ABOUT THIS TASK: Copy out the entries that follow exactly, leaving every picture behind.

RECORD EXCERPTS:
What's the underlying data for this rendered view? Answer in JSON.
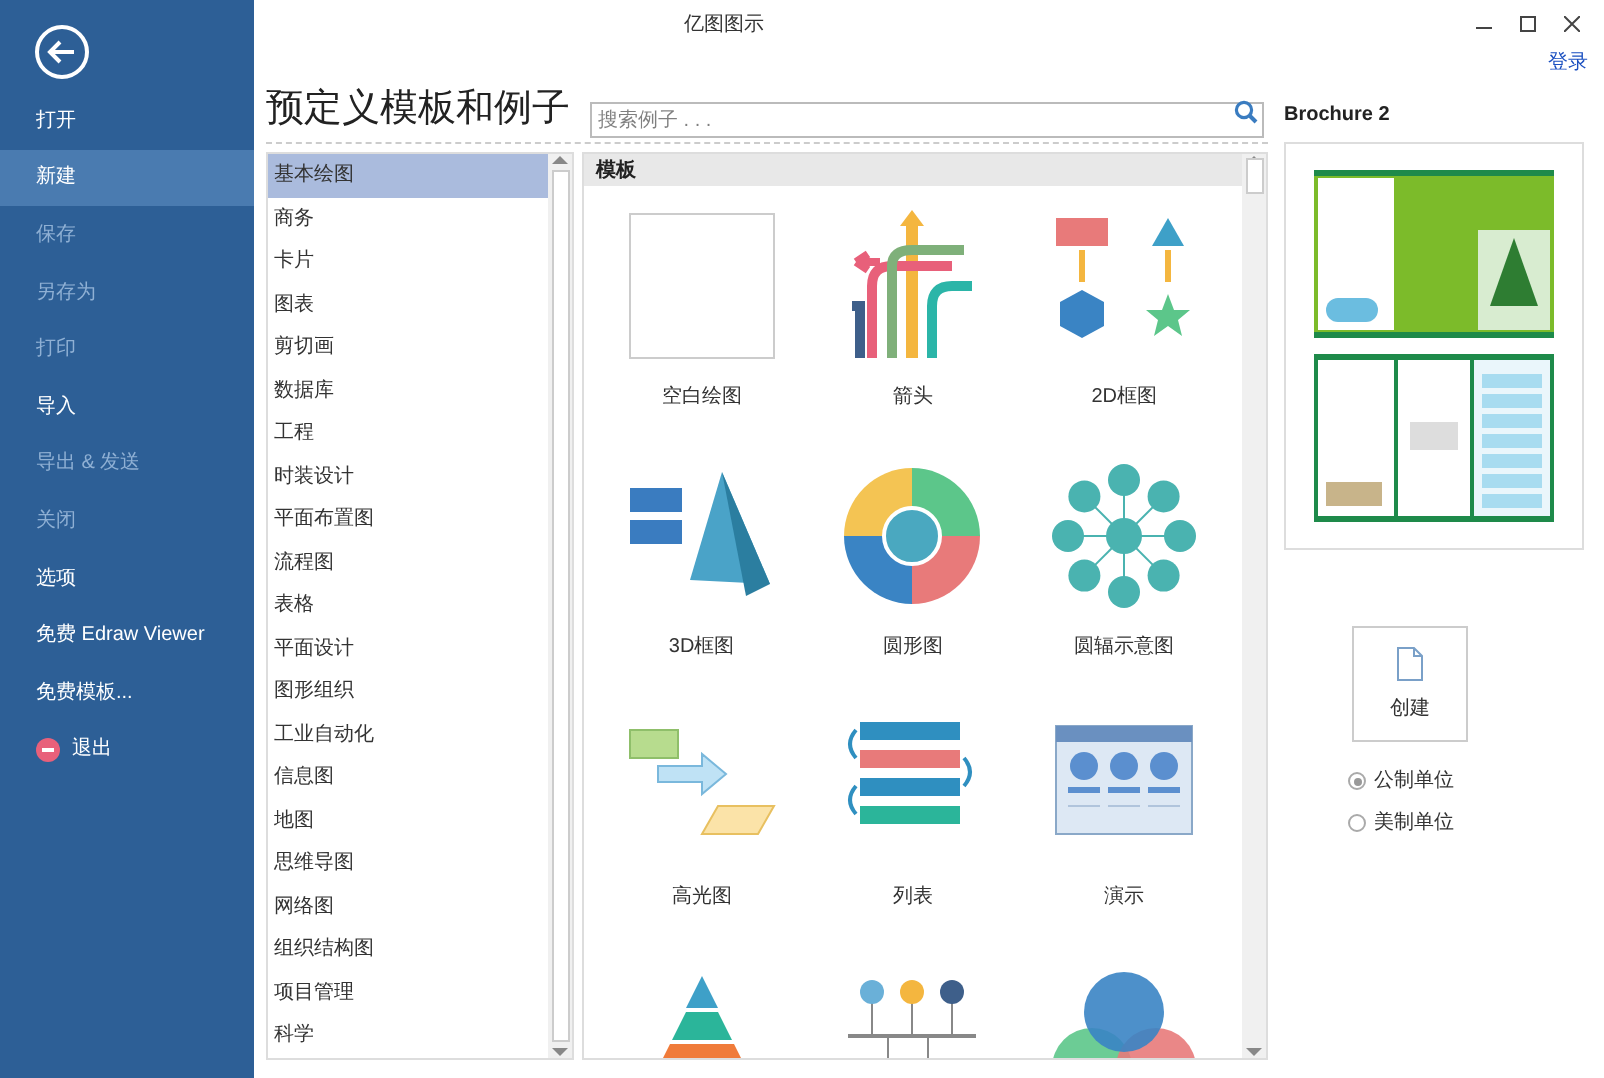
{
  "window": {
    "title": "亿图图示"
  },
  "login": "登录",
  "sidebar": {
    "items": [
      {
        "label": "打开",
        "selected": false,
        "disabled": false,
        "kind": "plain"
      },
      {
        "label": "新建",
        "selected": true,
        "disabled": false,
        "kind": "plain"
      },
      {
        "label": "保存",
        "selected": false,
        "disabled": true,
        "kind": "plain"
      },
      {
        "label": "另存为",
        "selected": false,
        "disabled": true,
        "kind": "plain"
      },
      {
        "label": "打印",
        "selected": false,
        "disabled": true,
        "kind": "plain"
      },
      {
        "label": "导入",
        "selected": false,
        "disabled": false,
        "kind": "plain"
      },
      {
        "label": "导出 & 发送",
        "selected": false,
        "disabled": true,
        "kind": "plain"
      },
      {
        "label": "关闭",
        "selected": false,
        "disabled": true,
        "kind": "plain"
      },
      {
        "label": "选项",
        "selected": false,
        "disabled": false,
        "kind": "plain"
      },
      {
        "label": "免费 Edraw Viewer",
        "selected": false,
        "disabled": false,
        "kind": "plain"
      },
      {
        "label": "免费模板...",
        "selected": false,
        "disabled": false,
        "kind": "plain"
      },
      {
        "label": "退出",
        "selected": false,
        "disabled": false,
        "kind": "exit"
      }
    ]
  },
  "heading": "预定义模板和例子",
  "search": {
    "placeholder": "搜索例子 . . ."
  },
  "categories": [
    {
      "label": "基本绘图",
      "selected": true
    },
    {
      "label": "商务",
      "selected": false
    },
    {
      "label": "卡片",
      "selected": false
    },
    {
      "label": "图表",
      "selected": false
    },
    {
      "label": "剪切画",
      "selected": false
    },
    {
      "label": "数据库",
      "selected": false
    },
    {
      "label": "工程",
      "selected": false
    },
    {
      "label": "时装设计",
      "selected": false
    },
    {
      "label": "平面布置图",
      "selected": false
    },
    {
      "label": "流程图",
      "selected": false
    },
    {
      "label": "表格",
      "selected": false
    },
    {
      "label": "平面设计",
      "selected": false
    },
    {
      "label": "图形组织",
      "selected": false
    },
    {
      "label": "工业自动化",
      "selected": false
    },
    {
      "label": "信息图",
      "selected": false
    },
    {
      "label": "地图",
      "selected": false
    },
    {
      "label": "思维导图",
      "selected": false
    },
    {
      "label": "网络图",
      "selected": false
    },
    {
      "label": "组织结构图",
      "selected": false
    },
    {
      "label": "项目管理",
      "selected": false
    },
    {
      "label": "科学",
      "selected": false
    }
  ],
  "templates": {
    "section": "模板",
    "items": [
      {
        "label": "空白绘图",
        "kind": "blank"
      },
      {
        "label": "箭头",
        "kind": "arrows"
      },
      {
        "label": "2D框图",
        "kind": "block2d"
      },
      {
        "label": "3D框图",
        "kind": "block3d"
      },
      {
        "label": "圆形图",
        "kind": "circle"
      },
      {
        "label": "圆辐示意图",
        "kind": "radial"
      },
      {
        "label": "高光图",
        "kind": "highlight"
      },
      {
        "label": "列表",
        "kind": "list"
      },
      {
        "label": "演示",
        "kind": "presentation"
      },
      {
        "kind": "pyramid"
      },
      {
        "kind": "timeline"
      },
      {
        "kind": "venn"
      }
    ]
  },
  "preview": {
    "title": "Brochure 2",
    "create": "创建",
    "units": [
      {
        "label": "公制单位",
        "selected": true
      },
      {
        "label": "美制单位",
        "selected": false
      }
    ]
  }
}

ANSWER TO THIS TASK:
What's the underlying data for this rendered view? Answer in JSON.
{
  "window": {
    "title": "亿图图示"
  },
  "login": "登录",
  "sidebar": {
    "items": [
      {
        "label": "打开",
        "selected": false,
        "disabled": false,
        "kind": "plain"
      },
      {
        "label": "新建",
        "selected": true,
        "disabled": false,
        "kind": "plain"
      },
      {
        "label": "保存",
        "selected": false,
        "disabled": true,
        "kind": "plain"
      },
      {
        "label": "另存为",
        "selected": false,
        "disabled": true,
        "kind": "plain"
      },
      {
        "label": "打印",
        "selected": false,
        "disabled": true,
        "kind": "plain"
      },
      {
        "label": "导入",
        "selected": false,
        "disabled": false,
        "kind": "plain"
      },
      {
        "label": "导出 & 发送",
        "selected": false,
        "disabled": true,
        "kind": "plain"
      },
      {
        "label": "关闭",
        "selected": false,
        "disabled": true,
        "kind": "plain"
      },
      {
        "label": "选项",
        "selected": false,
        "disabled": false,
        "kind": "plain"
      },
      {
        "label": "免费 Edraw Viewer",
        "selected": false,
        "disabled": false,
        "kind": "plain"
      },
      {
        "label": "免费模板...",
        "selected": false,
        "disabled": false,
        "kind": "plain"
      },
      {
        "label": "退出",
        "selected": false,
        "disabled": false,
        "kind": "exit"
      }
    ]
  },
  "heading": "预定义模板和例子",
  "search": {
    "placeholder": "搜索例子 . . ."
  },
  "categories": [
    {
      "label": "基本绘图",
      "selected": true
    },
    {
      "label": "商务",
      "selected": false
    },
    {
      "label": "卡片",
      "selected": false
    },
    {
      "label": "图表",
      "selected": false
    },
    {
      "label": "剪切画",
      "selected": false
    },
    {
      "label": "数据库",
      "selected": false
    },
    {
      "label": "工程",
      "selected": false
    },
    {
      "label": "时装设计",
      "selected": false
    },
    {
      "label": "平面布置图",
      "selected": false
    },
    {
      "label": "流程图",
      "selected": false
    },
    {
      "label": "表格",
      "selected": false
    },
    {
      "label": "平面设计",
      "selected": false
    },
    {
      "label": "图形组织",
      "selected": false
    },
    {
      "label": "工业自动化",
      "selected": false
    },
    {
      "label": "信息图",
      "selected": false
    },
    {
      "label": "地图",
      "selected": false
    },
    {
      "label": "思维导图",
      "selected": false
    },
    {
      "label": "网络图",
      "selected": false
    },
    {
      "label": "组织结构图",
      "selected": false
    },
    {
      "label": "项目管理",
      "selected": false
    },
    {
      "label": "科学",
      "selected": false
    }
  ],
  "templates": {
    "section": "模板",
    "items": [
      {
        "label": "空白绘图",
        "kind": "blank"
      },
      {
        "label": "箭头",
        "kind": "arrows"
      },
      {
        "label": "2D框图",
        "kind": "block2d"
      },
      {
        "label": "3D框图",
        "kind": "block3d"
      },
      {
        "label": "圆形图",
        "kind": "circle"
      },
      {
        "label": "圆辐示意图",
        "kind": "radial"
      },
      {
        "label": "高光图",
        "kind": "highlight"
      },
      {
        "label": "列表",
        "kind": "list"
      },
      {
        "label": "演示",
        "kind": "presentation"
      },
      {
        "kind": "pyramid"
      },
      {
        "kind": "timeline"
      },
      {
        "kind": "venn"
      }
    ]
  },
  "preview": {
    "title": "Brochure 2",
    "create": "创建",
    "units": [
      {
        "label": "公制单位",
        "selected": true
      },
      {
        "label": "美制单位",
        "selected": false
      }
    ]
  }
}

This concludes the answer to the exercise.